An evolving style
Over the centuries, Odishan temples became progressively grander and more elaborate. It’s fascinating to chart this transformation as you move from the earlier buildings in Bhubaneswar to the acme of the region’s architectural achievement, the stunning Sun Temple at Konark. Towers grow taller, roofs gain extra layers, and the sculpture, for which the temples are famous all over the world, attains a level of complexity and refinement unrivalled before or since.
Olive ridley turtles
Olive ridley turtles
Every year around February or March, a strip of beach at the end of Odisha’s central river delta witnesses one of the world’s most extraordinary natural spectacles. Having swum right across the Pacific and Indian oceans, an average of around 200,000 female Olive Ridley marine turtles crawl onto the sand to nest. Almost as soon as the egg laying is complete, they’re off again into the surf to begin the journey back to their mating grounds on the other side of the world.
No one knows quite why they travel such distances, but for local villagers the arrival of the giant turtles has traditionally been something of a boon. Turtle soup for breakfast, lunch and dinner, and extra cash from market sales. Over the years the annual slaughter began to turn into a green gold rush, and turtle numbers plummeted drastically until the Bhitarkanika Sanctuary on Gahirmatha beach, 130km northeast of Bhubaneswar, was set up in 1975 at the personal behest of Indira Gandhi. Weeks before the big three- or four-day invasion, coastguards monitor the shoreline and armed rangers aim to keep poachers at bay. For wildlife enthusiasts it’s a field day.
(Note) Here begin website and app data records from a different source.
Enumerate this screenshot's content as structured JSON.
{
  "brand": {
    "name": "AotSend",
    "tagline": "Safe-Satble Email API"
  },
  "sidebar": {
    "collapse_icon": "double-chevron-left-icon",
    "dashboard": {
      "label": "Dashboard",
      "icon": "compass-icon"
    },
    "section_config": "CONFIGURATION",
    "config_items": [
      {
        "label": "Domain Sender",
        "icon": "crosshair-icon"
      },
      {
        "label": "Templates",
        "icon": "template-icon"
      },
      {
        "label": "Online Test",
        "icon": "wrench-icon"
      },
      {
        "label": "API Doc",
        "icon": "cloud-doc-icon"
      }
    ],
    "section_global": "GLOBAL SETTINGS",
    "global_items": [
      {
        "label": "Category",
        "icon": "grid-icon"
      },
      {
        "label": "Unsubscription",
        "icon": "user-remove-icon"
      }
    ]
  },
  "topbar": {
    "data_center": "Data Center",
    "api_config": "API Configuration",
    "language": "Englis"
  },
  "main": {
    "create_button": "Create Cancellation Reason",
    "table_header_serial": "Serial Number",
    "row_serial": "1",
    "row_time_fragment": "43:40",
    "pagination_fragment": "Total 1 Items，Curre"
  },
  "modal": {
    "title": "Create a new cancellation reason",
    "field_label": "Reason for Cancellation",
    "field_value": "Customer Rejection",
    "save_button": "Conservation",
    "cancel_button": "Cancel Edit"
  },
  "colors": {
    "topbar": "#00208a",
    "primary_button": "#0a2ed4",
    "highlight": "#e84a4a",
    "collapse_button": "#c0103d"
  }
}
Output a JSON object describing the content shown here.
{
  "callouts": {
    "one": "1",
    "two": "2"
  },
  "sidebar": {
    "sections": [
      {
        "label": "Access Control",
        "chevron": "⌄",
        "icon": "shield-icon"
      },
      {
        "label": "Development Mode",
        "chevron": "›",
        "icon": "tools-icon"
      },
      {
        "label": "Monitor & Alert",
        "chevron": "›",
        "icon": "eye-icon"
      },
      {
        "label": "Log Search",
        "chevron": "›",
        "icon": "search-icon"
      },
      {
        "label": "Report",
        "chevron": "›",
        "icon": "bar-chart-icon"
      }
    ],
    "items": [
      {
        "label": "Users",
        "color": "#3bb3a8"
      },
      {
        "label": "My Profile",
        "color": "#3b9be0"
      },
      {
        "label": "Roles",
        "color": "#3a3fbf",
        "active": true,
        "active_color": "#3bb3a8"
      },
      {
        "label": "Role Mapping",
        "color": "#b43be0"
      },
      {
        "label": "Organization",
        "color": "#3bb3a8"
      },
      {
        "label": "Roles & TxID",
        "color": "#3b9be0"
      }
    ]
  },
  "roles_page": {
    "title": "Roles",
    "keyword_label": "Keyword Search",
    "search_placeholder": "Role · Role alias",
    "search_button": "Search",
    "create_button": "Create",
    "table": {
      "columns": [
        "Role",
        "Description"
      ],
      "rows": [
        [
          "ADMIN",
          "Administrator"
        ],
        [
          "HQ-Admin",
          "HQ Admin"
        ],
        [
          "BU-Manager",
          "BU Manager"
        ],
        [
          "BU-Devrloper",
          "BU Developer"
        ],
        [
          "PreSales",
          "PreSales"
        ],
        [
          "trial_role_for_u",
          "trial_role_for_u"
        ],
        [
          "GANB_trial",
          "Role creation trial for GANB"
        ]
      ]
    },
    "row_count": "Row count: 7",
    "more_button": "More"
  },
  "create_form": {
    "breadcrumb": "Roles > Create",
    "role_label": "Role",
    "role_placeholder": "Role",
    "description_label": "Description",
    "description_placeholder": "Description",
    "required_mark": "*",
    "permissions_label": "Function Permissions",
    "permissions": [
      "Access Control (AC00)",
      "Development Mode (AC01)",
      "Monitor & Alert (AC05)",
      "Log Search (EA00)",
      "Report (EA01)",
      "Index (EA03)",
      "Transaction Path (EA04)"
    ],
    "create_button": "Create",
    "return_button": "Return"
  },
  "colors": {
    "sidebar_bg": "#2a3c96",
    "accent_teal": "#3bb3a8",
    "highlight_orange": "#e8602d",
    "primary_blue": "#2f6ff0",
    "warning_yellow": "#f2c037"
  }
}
In recent years, however, environmental threats have impacted on the turtles’ habitat. Several hundred local families have begun to cultivate land within the sanctuary, water quality has been jeopardized by the growth of illegal prawn farms, and trawlers have been caught illegally fishing in the area without “turtle excluder devices”. The turtles are further menaced by industrial pollution and the construction of a large seaport at Dhamra, 15km from Gahirmatha. Several conservation organizations, including Greenpeace and the WWF, are monitoring the area. In January 2010, the bodies of around one thousand dead turtles (according to official estimates) were found on the beach; although this is horrifyingly high, it was less than half of the figure for the previous year.